Picks and Pans Review: Possessed: the True Story of An Exorcism
updated 09/06/1993 AT 01:00 AM EDT
•originally published 09/06/1993 AT 01:00 AM EDT
Demonic possession has been a sure seller since 1971, when William Peter Blatty published The Exorcist, a fictionalized tale inspired by a true case of exorcism. Allen, the author of 16 books (including War Games) and a National Geographic contributing editor, has stripped away the fiction but not the fascination surrounding the best-documented case of diabolical possession in history.
As with Blatty's work, Allen's involvement began with an article in The Washington Post: an interview with the Jesuit priest who assisted Father William S. Bowdern, the reluctant World War II veteran who was ordered by his archbishop to take on the case of Robbie Mannheim (not his real name), a teenage boy whose parents turned to the Catholic Church when the bizarre phenomena surrounding their son became a torment.
The nightmare began in 1949, with strange knockings, scratchings and flying objects in the Mannheim family's Maryland home. It ended three months later with Robbie in restraints in the security room of a St. Louis mental hospital, where bloody messages appeared on his body, "as if the blade of a razor was moving inside his skin."

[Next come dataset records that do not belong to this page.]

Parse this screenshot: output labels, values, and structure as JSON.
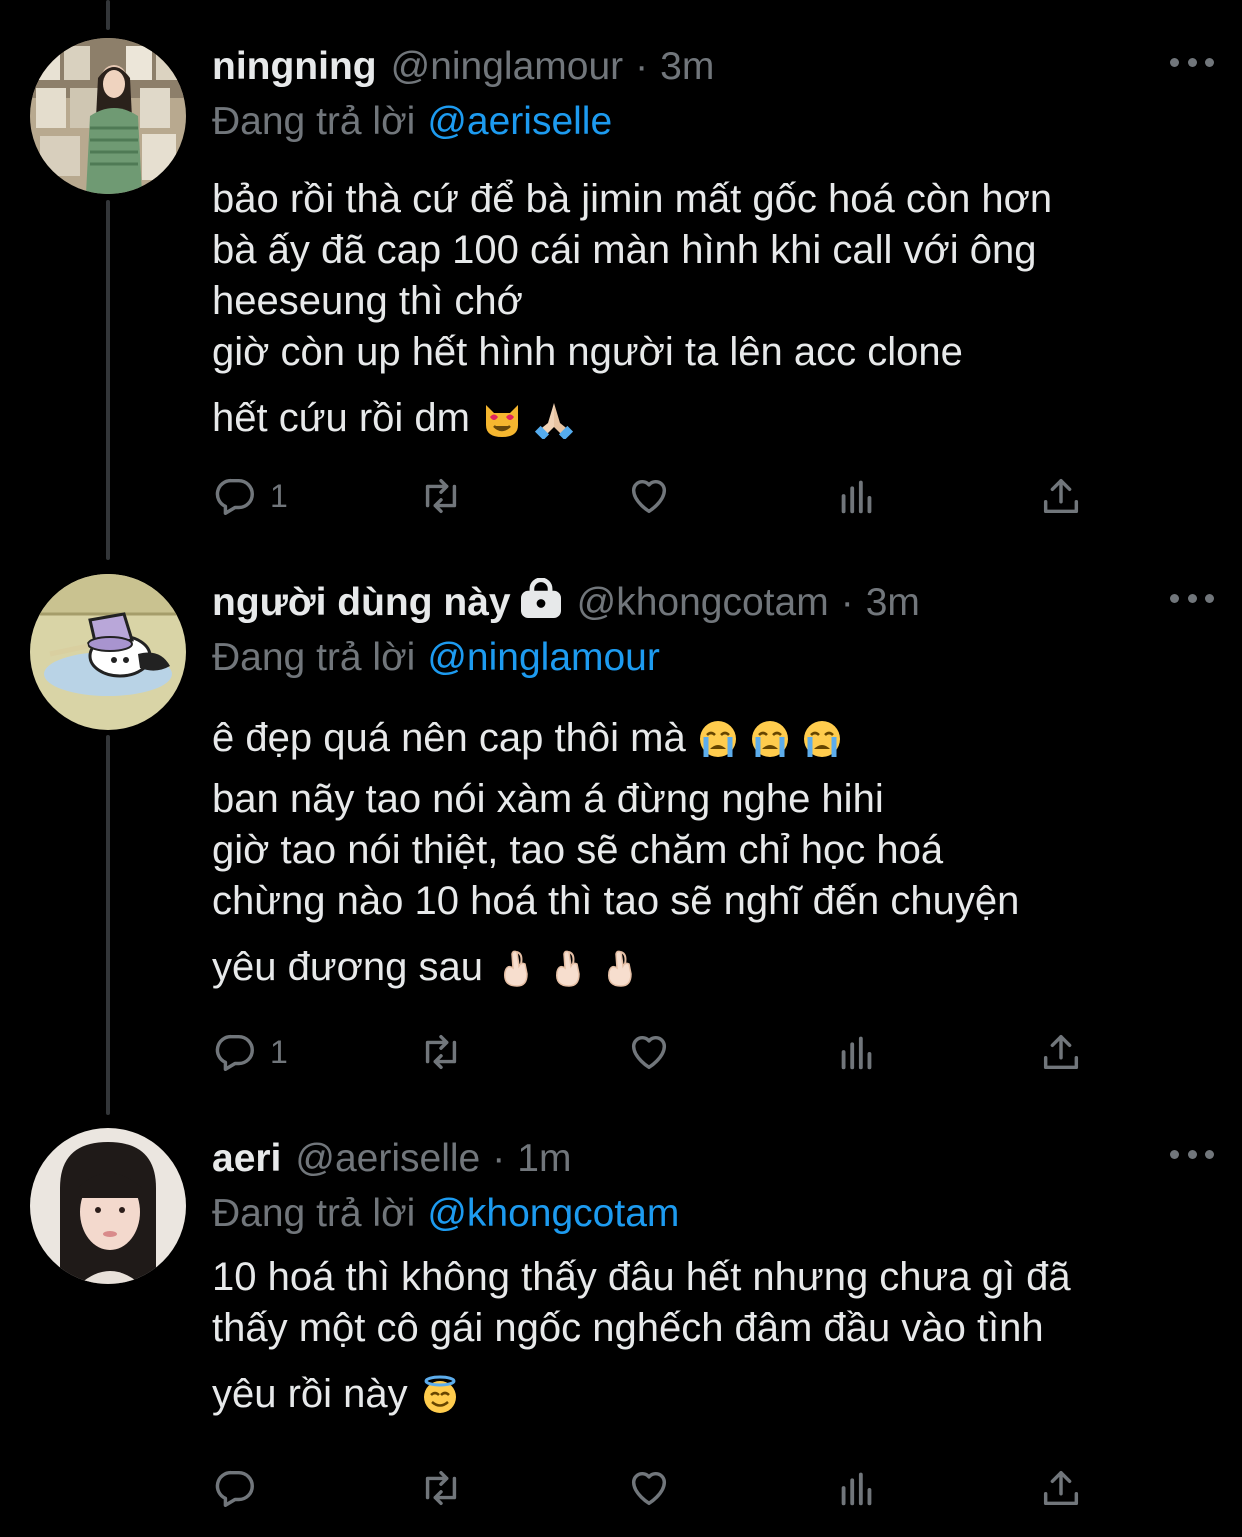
{
  "tweets": [
    {
      "name": "ningning",
      "handle": "@ninglamour",
      "dot": "·",
      "time": "3m",
      "reply_label": "Đang trả lời",
      "reply_handle": "@aeriselle",
      "lines": [
        "bảo rồi thà cứ để bà jimin mất gốc hoá còn hơn",
        "bà ấy đã cap 100 cái màn hình khi call với ông",
        "heeseung thì chớ",
        "giờ còn up hết hình người ta lên acc clone",
        "hết cứu rồi dm"
      ],
      "emojis": [
        "heart-eyes-cat-emoji",
        "folded-hands-emoji"
      ],
      "reply_count": "1",
      "locked": false
    },
    {
      "name": "người dùng này",
      "handle": "@khongcotam",
      "dot": "·",
      "time": "3m",
      "reply_label": "Đang trả lời",
      "reply_handle": "@ninglamour",
      "lines": [
        "ê đẹp quá nên cap thôi mà",
        "ban nãy tao nói xàm á đừng nghe hihi",
        "giờ tao nói thiệt, tao sẽ chăm chỉ học hoá",
        "chừng nào 10 hoá thì tao sẽ nghĩ đến chuyện",
        "yêu đương sau"
      ],
      "emojis_line1": [
        "crying-face-emoji",
        "crying-face-emoji",
        "crying-face-emoji"
      ],
      "emojis_last": [
        "crossed-fingers-emoji",
        "crossed-fingers-emoji",
        "crossed-fingers-emoji"
      ],
      "reply_count": "1",
      "locked": true
    },
    {
      "name": "aeri",
      "handle": "@aeriselle",
      "dot": "·",
      "time": "1m",
      "reply_label": "Đang trả lời",
      "reply_handle": "@khongcotam",
      "lines": [
        "10 hoá thì không thấy đâu hết nhưng chưa gì đã",
        "thấy một cô gái ngốc nghếch đâm đầu vào tình",
        "yêu rồi này"
      ],
      "emojis": [
        "smiling-face-with-halo-emoji"
      ],
      "reply_count": "",
      "locked": false
    }
  ],
  "colors": {
    "background": "#000000",
    "text": "#e7e9ea",
    "muted": "#71767b",
    "link": "#1d9bf0",
    "thread_line": "#333639"
  }
}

With a secret diary as his main source, Allen presents a dispassionate study, all the more chilling for its lack of definitive answers, and documents not only the actual exorcism but the compassion of the Jesuits and the beauty of Catholic dogma and ritual. (Doubleday, $20)